**Exercise data:**

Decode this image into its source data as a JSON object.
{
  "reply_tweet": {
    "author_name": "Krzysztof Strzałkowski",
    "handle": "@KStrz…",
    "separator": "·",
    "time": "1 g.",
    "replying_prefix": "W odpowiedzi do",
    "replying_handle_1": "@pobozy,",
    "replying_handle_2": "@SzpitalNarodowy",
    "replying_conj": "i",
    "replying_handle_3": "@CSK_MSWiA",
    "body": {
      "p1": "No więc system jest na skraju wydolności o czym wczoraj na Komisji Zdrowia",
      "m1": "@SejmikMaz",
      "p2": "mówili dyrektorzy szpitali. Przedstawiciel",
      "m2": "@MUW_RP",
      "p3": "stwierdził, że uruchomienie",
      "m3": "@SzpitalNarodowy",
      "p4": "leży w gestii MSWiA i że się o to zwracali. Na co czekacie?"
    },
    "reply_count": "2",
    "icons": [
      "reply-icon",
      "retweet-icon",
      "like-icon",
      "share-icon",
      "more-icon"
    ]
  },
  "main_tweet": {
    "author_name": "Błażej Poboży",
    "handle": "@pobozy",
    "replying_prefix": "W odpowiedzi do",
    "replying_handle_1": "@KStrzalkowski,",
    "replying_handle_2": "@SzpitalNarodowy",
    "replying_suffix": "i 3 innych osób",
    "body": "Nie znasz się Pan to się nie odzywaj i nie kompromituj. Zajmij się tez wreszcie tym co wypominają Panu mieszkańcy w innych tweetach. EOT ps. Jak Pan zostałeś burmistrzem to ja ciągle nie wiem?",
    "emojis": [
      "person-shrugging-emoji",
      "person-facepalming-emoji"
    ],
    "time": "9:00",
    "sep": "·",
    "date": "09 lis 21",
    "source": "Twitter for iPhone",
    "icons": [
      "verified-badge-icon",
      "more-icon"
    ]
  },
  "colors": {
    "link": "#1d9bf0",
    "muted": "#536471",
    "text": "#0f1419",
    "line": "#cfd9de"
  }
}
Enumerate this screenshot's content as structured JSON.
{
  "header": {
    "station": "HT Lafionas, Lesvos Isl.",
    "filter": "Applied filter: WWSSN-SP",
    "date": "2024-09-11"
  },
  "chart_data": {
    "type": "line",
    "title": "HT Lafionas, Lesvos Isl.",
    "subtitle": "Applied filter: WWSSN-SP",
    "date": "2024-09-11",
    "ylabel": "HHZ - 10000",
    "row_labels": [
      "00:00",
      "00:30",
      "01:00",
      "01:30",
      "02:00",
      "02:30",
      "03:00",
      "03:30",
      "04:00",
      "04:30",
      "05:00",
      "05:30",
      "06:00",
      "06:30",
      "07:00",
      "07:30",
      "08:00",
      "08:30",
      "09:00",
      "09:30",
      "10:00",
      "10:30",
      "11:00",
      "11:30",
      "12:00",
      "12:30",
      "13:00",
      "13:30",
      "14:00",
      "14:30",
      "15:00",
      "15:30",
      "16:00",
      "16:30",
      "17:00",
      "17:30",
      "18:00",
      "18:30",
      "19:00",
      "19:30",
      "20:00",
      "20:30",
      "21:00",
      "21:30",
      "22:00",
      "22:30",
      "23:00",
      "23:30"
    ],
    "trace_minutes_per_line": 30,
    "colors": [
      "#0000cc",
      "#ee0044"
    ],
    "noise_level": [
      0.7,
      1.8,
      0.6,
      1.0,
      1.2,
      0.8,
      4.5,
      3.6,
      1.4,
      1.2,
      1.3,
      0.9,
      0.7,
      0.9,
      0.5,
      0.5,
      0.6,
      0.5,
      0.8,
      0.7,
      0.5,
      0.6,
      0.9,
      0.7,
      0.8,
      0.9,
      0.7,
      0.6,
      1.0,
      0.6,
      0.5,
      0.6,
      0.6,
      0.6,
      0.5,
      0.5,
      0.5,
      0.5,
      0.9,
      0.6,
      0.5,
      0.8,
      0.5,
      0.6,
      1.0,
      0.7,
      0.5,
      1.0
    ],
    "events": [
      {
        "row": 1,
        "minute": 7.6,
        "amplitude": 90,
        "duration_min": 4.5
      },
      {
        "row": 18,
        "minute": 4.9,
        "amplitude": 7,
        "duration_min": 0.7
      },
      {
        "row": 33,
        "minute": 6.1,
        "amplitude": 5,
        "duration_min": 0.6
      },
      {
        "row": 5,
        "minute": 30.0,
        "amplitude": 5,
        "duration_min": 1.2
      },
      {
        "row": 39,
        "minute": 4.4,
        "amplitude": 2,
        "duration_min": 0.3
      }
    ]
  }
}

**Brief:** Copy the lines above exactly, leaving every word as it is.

**Your solution:**
Decode this image into its source data as a JSON object.
{
  "reply_tweet": {
    "author_name": "Krzysztof Strzałkowski",
    "handle": "@KStrz…",
    "separator": "·",
    "time": "1 g.",
    "replying_prefix": "W odpowiedzi do",
    "replying_handle_1": "@pobozy,",
    "replying_handle_2": "@SzpitalNarodowy",
    "replying_conj": "i",
    "replying_handle_3": "@CSK_MSWiA",
    "body": {
      "p1": "No więc system jest na skraju wydolności o czym wczoraj na Komisji Zdrowia",
      "m1": "@SejmikMaz",
      "p2": "mówili dyrektorzy szpitali. Przedstawiciel",
      "m2": "@MUW_RP",
      "p3": "stwierdził, że uruchomienie",
      "m3": "@SzpitalNarodowy",
      "p4": "leży w gestii MSWiA i że się o to zwracali. Na co czekacie?"
    },
    "reply_count": "2",
    "icons": [
      "reply-icon",
      "retweet-icon",
      "like-icon",
      "share-icon",
      "more-icon"
    ]
  },
  "main_tweet": {
    "author_name": "Błażej Poboży",
    "handle": "@pobozy",
    "replying_prefix": "W odpowiedzi do",
    "replying_handle_1": "@KStrzalkowski,",
    "replying_handle_2": "@SzpitalNarodowy",
    "replying_suffix": "i 3 innych osób",
    "body": "Nie znasz się Pan to się nie odzywaj i nie kompromituj. Zajmij się tez wreszcie tym co wypominają Panu mieszkańcy w innych tweetach. EOT ps. Jak Pan zostałeś burmistrzem to ja ciągle nie wiem?",
    "emojis": [
      "person-shrugging-emoji",
      "person-facepalming-emoji"
    ],
    "time": "9:00",
    "sep": "·",
    "date": "09 lis 21",
    "source": "Twitter for iPhone",
    "icons": [
      "verified-badge-icon",
      "more-icon"
    ]
  },
  "colors": {
    "link": "#1d9bf0",
    "muted": "#536471",
    "text": "#0f1419",
    "line": "#cfd9de"
  }
}
Enumerate this screenshot's content as structured JSON.
{
  "header": {
    "station": "HT Lafionas, Lesvos Isl.",
    "filter": "Applied filter: WWSSN-SP",
    "date": "2024-09-11"
  },
  "chart_data": {
    "type": "line",
    "title": "HT Lafionas, Lesvos Isl.",
    "subtitle": "Applied filter: WWSSN-SP",
    "date": "2024-09-11",
    "ylabel": "HHZ - 10000",
    "row_labels": [
      "00:00",
      "00:30",
      "01:00",
      "01:30",
      "02:00",
      "02:30",
      "03:00",
      "03:30",
      "04:00",
      "04:30",
      "05:00",
      "05:30",
      "06:00",
      "06:30",
      "07:00",
      "07:30",
      "08:00",
      "08:30",
      "09:00",
      "09:30",
      "10:00",
      "10:30",
      "11:00",
      "11:30",
      "12:00",
      "12:30",
      "13:00",
      "13:30",
      "14:00",
      "14:30",
      "15:00",
      "15:30",
      "16:00",
      "16:30",
      "17:00",
      "17:30",
      "18:00",
      "18:30",
      "19:00",
      "19:30",
      "20:00",
      "20:30",
      "21:00",
      "21:30",
      "22:00",
      "22:30",
      "23:00",
      "23:30"
    ],
    "trace_minutes_per_line": 30,
    "colors": [
      "#0000cc",
      "#ee0044"
    ],
    "noise_level": [
      0.7,
      1.8,
      0.6,
      1.0,
      1.2,
      0.8,
      4.5,
      3.6,
      1.4,
      1.2,
      1.3,
      0.9,
      0.7,
      0.9,
      0.5,
      0.5,
      0.6,
      0.5,
      0.8,
      0.7,
      0.5,
      0.6,
      0.9,
      0.7,
      0.8,
      0.9,
      0.7,
      0.6,
      1.0,
      0.6,
      0.5,
      0.6,
      0.6,
      0.6,
      0.5,
      0.5,
      0.5,
      0.5,
      0.9,
      0.6,
      0.5,
      0.8,
      0.5,
      0.6,
      1.0,
      0.7,
      0.5,
      1.0
    ],
    "events": [
      {
        "row": 1,
        "minute": 7.6,
        "amplitude": 90,
        "duration_min": 4.5
      },
      {
        "row": 18,
        "minute": 4.9,
        "amplitude": 7,
        "duration_min": 0.7
      },
      {
        "row": 33,
        "minute": 6.1,
        "amplitude": 5,
        "duration_min": 0.6
      },
      {
        "row": 5,
        "minute": 30.0,
        "amplitude": 5,
        "duration_min": 1.2
      },
      {
        "row": 39,
        "minute": 4.4,
        "amplitude": 2,
        "duration_min": 0.3
      }
    ]
  }
}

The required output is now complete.